*** Block opens ***

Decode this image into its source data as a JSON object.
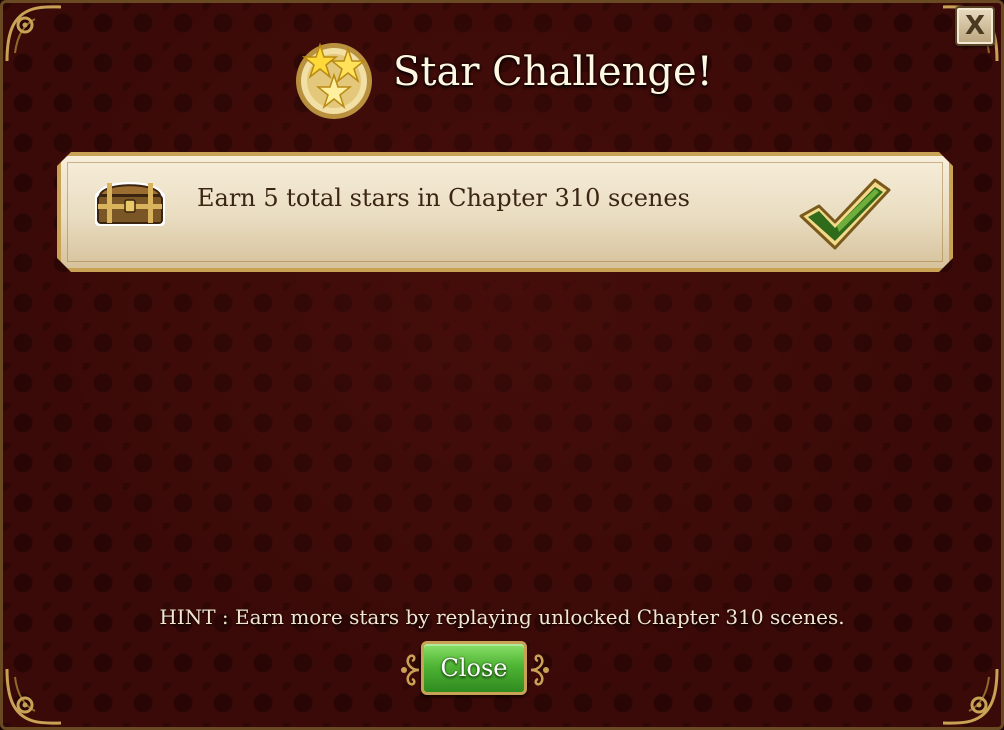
{
  "dialog": {
    "title": "Star Challenge!",
    "close_x_label": "X"
  },
  "challenge": {
    "text": "Earn 5 total stars in Chapter 310 scenes",
    "completed": true
  },
  "hint": {
    "text": "HINT : Earn more stars by replaying unlocked Chapter 310 scenes."
  },
  "footer": {
    "close_label": "Close"
  },
  "icons": {
    "title": "stars-medal-icon",
    "challenge": "treasure-chest-icon",
    "status": "checkmark-icon"
  },
  "colors": {
    "background": "#3a0a08",
    "gold_trim": "#c9a256",
    "card": "#efe3c9",
    "button_green": "#4fb534",
    "check_green": "#2f6b1a"
  }
}
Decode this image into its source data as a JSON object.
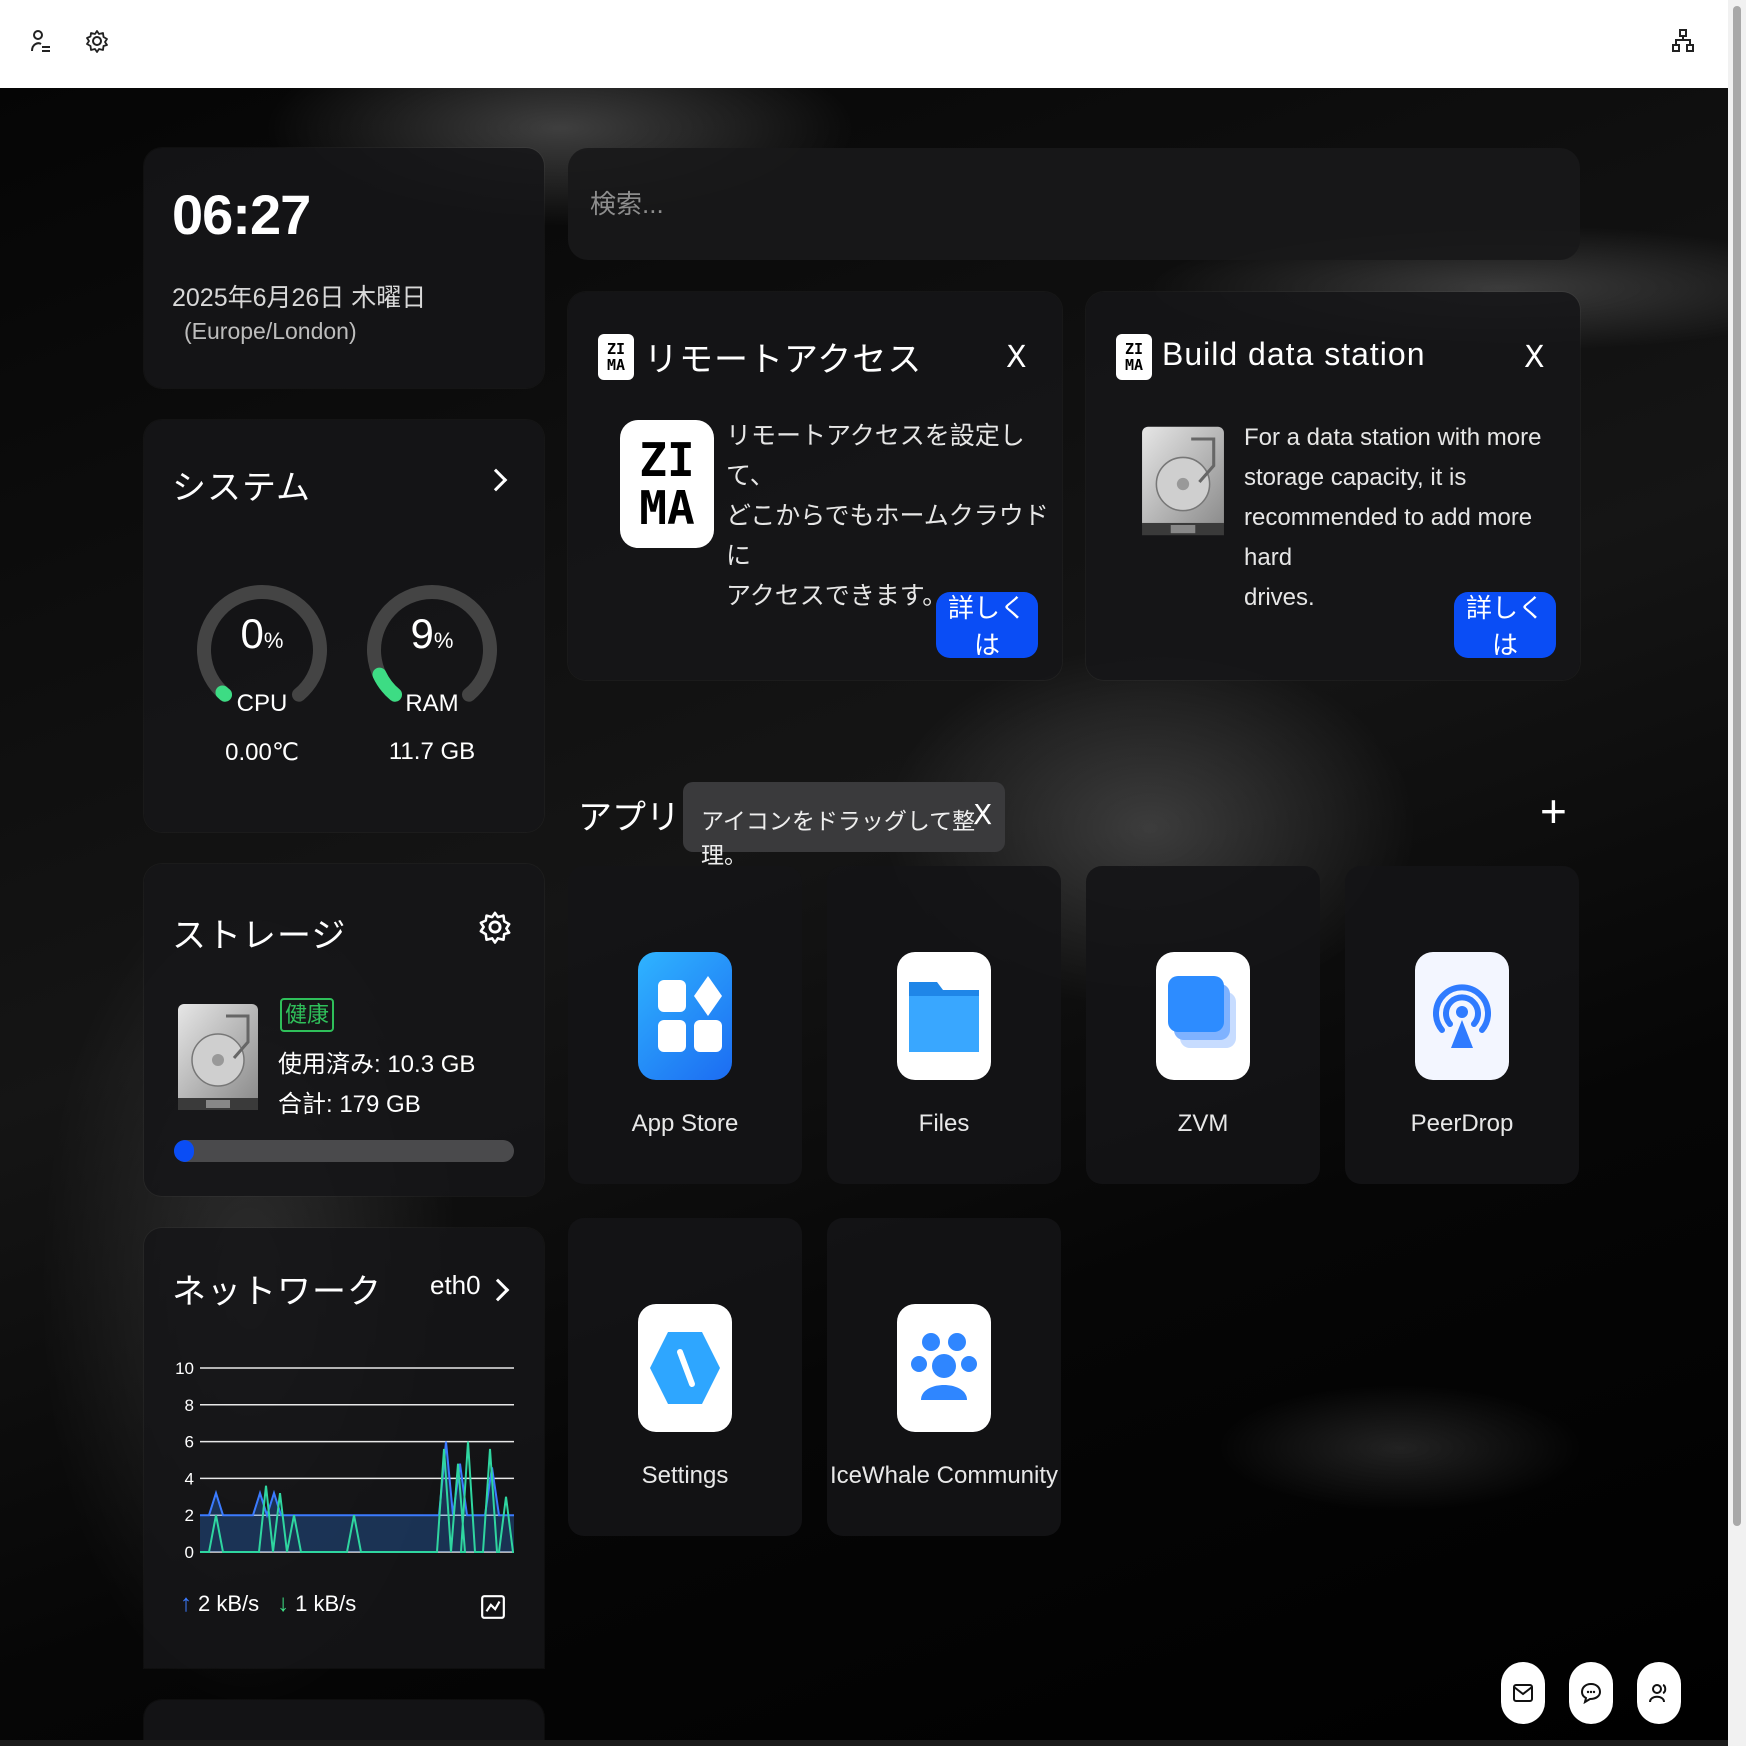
{
  "clock": {
    "time": "06:27",
    "date": "2025年6月26日 木曜日",
    "timezone": "(Europe/London)"
  },
  "search": {
    "placeholder": "検索..."
  },
  "system": {
    "title": "システム",
    "cpu": {
      "percent": "0",
      "unit": "%",
      "label": "CPU",
      "temp": "0.00℃",
      "level": 0.0
    },
    "ram": {
      "percent": "9",
      "unit": "%",
      "label": "RAM",
      "size": "11.7 GB",
      "level": 0.09
    }
  },
  "storage": {
    "title": "ストレージ",
    "badge": "健康",
    "used": "使用済み: 10.3 GB",
    "total": "合計: 179 GB",
    "usage_fraction": 0.058
  },
  "network": {
    "title": "ネットワーク",
    "interface": "eth0",
    "up": "2 kB/s",
    "down": "1 kB/s",
    "yticks": [
      "10",
      "8",
      "6",
      "4",
      "2",
      "0"
    ]
  },
  "remote_card": {
    "title": "リモートアクセス",
    "logo": "ZI MA",
    "body": [
      "リモートアクセスを設定して、",
      "どこからでもホームクラウドに",
      "アクセスできます。"
    ],
    "button": "詳しくは",
    "close": "X"
  },
  "datastation_card": {
    "title": "Build data station",
    "logo": "ZI MA",
    "body": [
      "For a data station with more",
      "storage capacity, it is",
      "recommended to add more hard",
      "drives."
    ],
    "button": "詳しくは",
    "close": "X"
  },
  "apps": {
    "title": "アプリ",
    "tooltip": "アイコンをドラッグして整理。",
    "tooltip_close": "X",
    "add": "+",
    "items": [
      {
        "name": "App Store",
        "icon": "app-store-icon"
      },
      {
        "name": "Files",
        "icon": "folder-icon"
      },
      {
        "name": "ZVM",
        "icon": "zvm-icon"
      },
      {
        "name": "PeerDrop",
        "icon": "peerdrop-icon"
      },
      {
        "name": "Settings",
        "icon": "settings-app-icon"
      },
      {
        "name": "IceWhale Community",
        "icon": "community-icon"
      }
    ]
  },
  "colors": {
    "accent_blue": "#0a4df5",
    "green": "#3ddc84",
    "badge_green": "#2fbf5a"
  }
}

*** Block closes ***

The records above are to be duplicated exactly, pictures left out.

Decode this image into its source data as a JSON object.
{
  "dialog": {
    "title": "Star Challenge!",
    "close_x_label": "X"
  },
  "challenge": {
    "text": "Earn 5 total stars in Chapter 310 scenes",
    "completed": true
  },
  "hint": {
    "text": "HINT : Earn more stars by replaying unlocked Chapter 310 scenes."
  },
  "footer": {
    "close_label": "Close"
  },
  "icons": {
    "title": "stars-medal-icon",
    "challenge": "treasure-chest-icon",
    "status": "checkmark-icon"
  },
  "colors": {
    "background": "#3a0a08",
    "gold_trim": "#c9a256",
    "card": "#efe3c9",
    "button_green": "#4fb534",
    "check_green": "#2f6b1a"
  }
}
Decode this image into its source data as a JSON object.
{
  "clock": {
    "time": "06:27",
    "date": "2025年6月26日 木曜日",
    "timezone": "(Europe/London)"
  },
  "search": {
    "placeholder": "検索..."
  },
  "system": {
    "title": "システム",
    "cpu": {
      "percent": "0",
      "unit": "%",
      "label": "CPU",
      "temp": "0.00℃",
      "level": 0.0
    },
    "ram": {
      "percent": "9",
      "unit": "%",
      "label": "RAM",
      "size": "11.7 GB",
      "level": 0.09
    }
  },
  "storage": {
    "title": "ストレージ",
    "badge": "健康",
    "used": "使用済み: 10.3 GB",
    "total": "合計: 179 GB",
    "usage_fraction": 0.058
  },
  "network": {
    "title": "ネットワーク",
    "interface": "eth0",
    "up": "2 kB/s",
    "down": "1 kB/s",
    "yticks": [
      "10",
      "8",
      "6",
      "4",
      "2",
      "0"
    ]
  },
  "remote_card": {
    "title": "リモートアクセス",
    "logo": "ZI MA",
    "body": [
      "リモートアクセスを設定して、",
      "どこからでもホームクラウドに",
      "アクセスできます。"
    ],
    "button": "詳しくは",
    "close": "X"
  },
  "datastation_card": {
    "title": "Build data station",
    "logo": "ZI MA",
    "body": [
      "For a data station with more",
      "storage capacity, it is",
      "recommended to add more hard",
      "drives."
    ],
    "button": "詳しくは",
    "close": "X"
  },
  "apps": {
    "title": "アプリ",
    "tooltip": "アイコンをドラッグして整理。",
    "tooltip_close": "X",
    "add": "+",
    "items": [
      {
        "name": "App Store",
        "icon": "app-store-icon"
      },
      {
        "name": "Files",
        "icon": "folder-icon"
      },
      {
        "name": "ZVM",
        "icon": "zvm-icon"
      },
      {
        "name": "PeerDrop",
        "icon": "peerdrop-icon"
      },
      {
        "name": "Settings",
        "icon": "settings-app-icon"
      },
      {
        "name": "IceWhale Community",
        "icon": "community-icon"
      }
    ]
  },
  "colors": {
    "accent_blue": "#0a4df5",
    "green": "#3ddc84",
    "badge_green": "#2fbf5a"
  }
}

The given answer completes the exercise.